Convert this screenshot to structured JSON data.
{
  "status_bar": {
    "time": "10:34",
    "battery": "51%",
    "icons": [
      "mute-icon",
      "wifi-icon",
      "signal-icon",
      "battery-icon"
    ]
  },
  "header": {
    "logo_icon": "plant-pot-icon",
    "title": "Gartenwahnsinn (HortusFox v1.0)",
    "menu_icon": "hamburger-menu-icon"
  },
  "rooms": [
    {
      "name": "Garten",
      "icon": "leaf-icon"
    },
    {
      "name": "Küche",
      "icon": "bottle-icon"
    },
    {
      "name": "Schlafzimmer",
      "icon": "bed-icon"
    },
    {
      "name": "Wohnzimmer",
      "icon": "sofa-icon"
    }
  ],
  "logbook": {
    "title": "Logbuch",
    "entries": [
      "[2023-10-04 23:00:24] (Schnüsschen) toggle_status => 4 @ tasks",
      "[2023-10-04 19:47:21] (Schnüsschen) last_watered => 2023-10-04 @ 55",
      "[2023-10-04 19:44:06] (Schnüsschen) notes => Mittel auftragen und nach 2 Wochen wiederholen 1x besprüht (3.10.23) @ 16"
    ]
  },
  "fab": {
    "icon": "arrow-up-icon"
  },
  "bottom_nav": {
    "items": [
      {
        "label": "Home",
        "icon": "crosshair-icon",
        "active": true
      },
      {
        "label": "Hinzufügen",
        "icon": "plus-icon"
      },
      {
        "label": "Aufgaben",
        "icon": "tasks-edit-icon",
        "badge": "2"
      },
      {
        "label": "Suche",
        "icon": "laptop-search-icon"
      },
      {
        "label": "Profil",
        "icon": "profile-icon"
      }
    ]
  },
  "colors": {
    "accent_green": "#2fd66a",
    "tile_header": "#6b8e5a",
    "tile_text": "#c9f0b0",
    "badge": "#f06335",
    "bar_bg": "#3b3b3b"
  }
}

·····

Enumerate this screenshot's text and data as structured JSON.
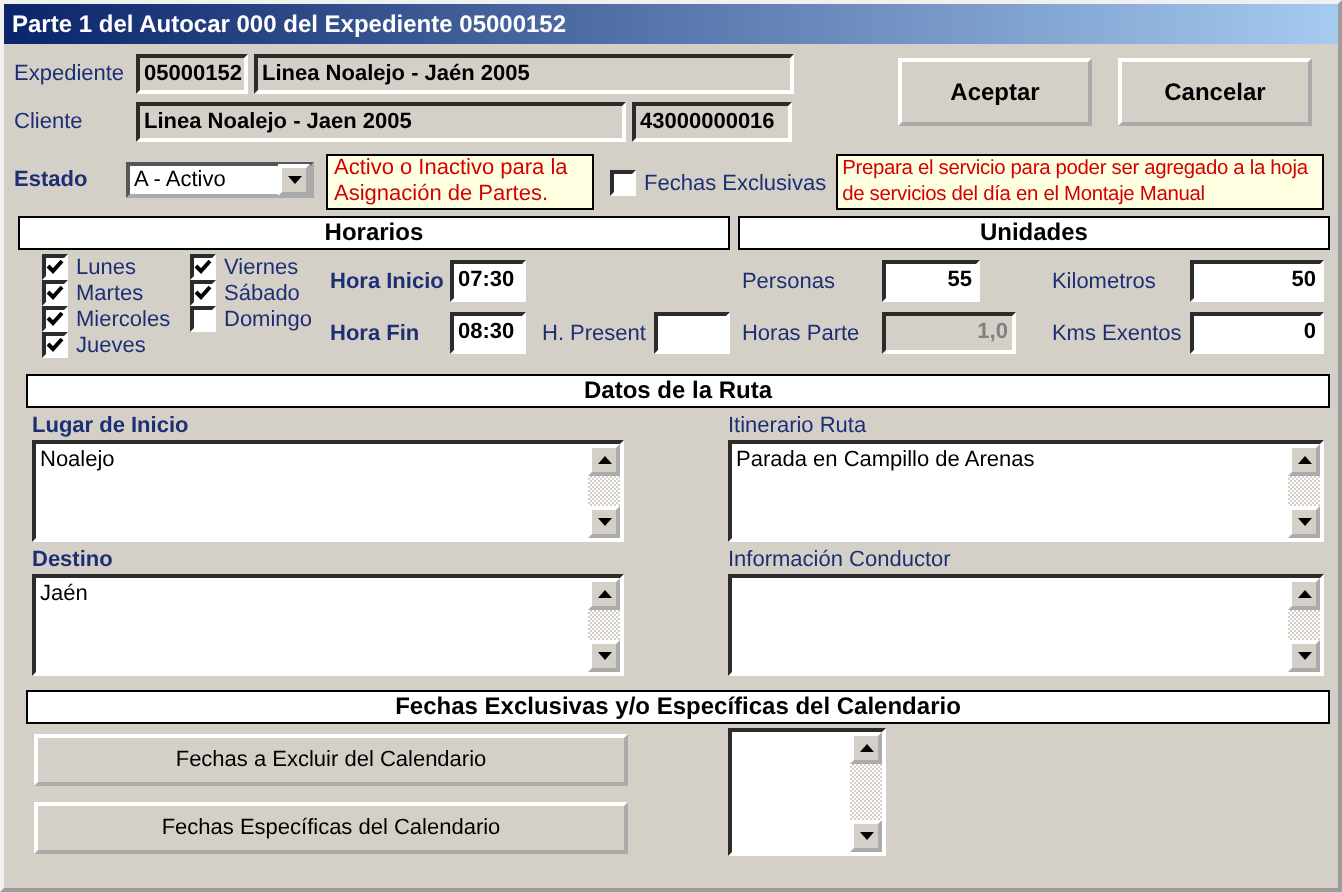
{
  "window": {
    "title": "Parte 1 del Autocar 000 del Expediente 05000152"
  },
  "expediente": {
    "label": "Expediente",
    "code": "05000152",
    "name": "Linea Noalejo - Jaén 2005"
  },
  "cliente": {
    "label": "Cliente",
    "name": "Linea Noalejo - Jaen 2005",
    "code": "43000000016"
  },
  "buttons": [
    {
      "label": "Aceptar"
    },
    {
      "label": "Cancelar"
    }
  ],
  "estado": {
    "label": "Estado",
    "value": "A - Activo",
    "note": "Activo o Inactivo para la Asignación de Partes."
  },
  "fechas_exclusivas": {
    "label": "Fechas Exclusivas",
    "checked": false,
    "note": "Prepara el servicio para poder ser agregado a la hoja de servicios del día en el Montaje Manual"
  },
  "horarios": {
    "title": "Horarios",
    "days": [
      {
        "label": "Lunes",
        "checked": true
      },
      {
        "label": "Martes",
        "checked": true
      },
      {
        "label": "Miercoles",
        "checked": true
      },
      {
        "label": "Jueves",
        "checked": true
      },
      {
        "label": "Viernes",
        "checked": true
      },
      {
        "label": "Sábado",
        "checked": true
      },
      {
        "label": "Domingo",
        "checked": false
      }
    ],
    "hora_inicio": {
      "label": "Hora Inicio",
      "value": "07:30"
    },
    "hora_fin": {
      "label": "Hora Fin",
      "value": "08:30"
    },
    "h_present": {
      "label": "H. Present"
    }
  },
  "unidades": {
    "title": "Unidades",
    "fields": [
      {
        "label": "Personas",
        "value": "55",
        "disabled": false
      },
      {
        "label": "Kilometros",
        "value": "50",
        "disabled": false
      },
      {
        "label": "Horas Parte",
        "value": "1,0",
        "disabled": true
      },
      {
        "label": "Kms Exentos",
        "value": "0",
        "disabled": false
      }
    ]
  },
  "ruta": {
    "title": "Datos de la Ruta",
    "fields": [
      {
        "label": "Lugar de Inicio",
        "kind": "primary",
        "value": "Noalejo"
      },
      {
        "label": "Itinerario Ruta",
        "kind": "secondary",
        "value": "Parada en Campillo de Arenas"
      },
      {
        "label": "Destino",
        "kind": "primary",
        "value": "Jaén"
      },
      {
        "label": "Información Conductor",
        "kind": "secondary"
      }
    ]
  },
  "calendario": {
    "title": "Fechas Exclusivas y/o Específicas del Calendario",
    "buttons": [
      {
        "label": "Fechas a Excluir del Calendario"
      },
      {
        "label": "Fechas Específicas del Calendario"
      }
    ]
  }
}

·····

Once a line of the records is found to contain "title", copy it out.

## Exercise result
    "title": "Gartenwahnsinn (HortusFox v1.0)",
    "title": "Logbuch",
    "title": "Parte 1 del Autocar 000 del Expediente 05000152"
    "title": "Horarios",
    "title": "Unidades",
    "title": "Datos de la Ruta",
    "title": "Fechas Exclusivas y/o Específicas del Calendario",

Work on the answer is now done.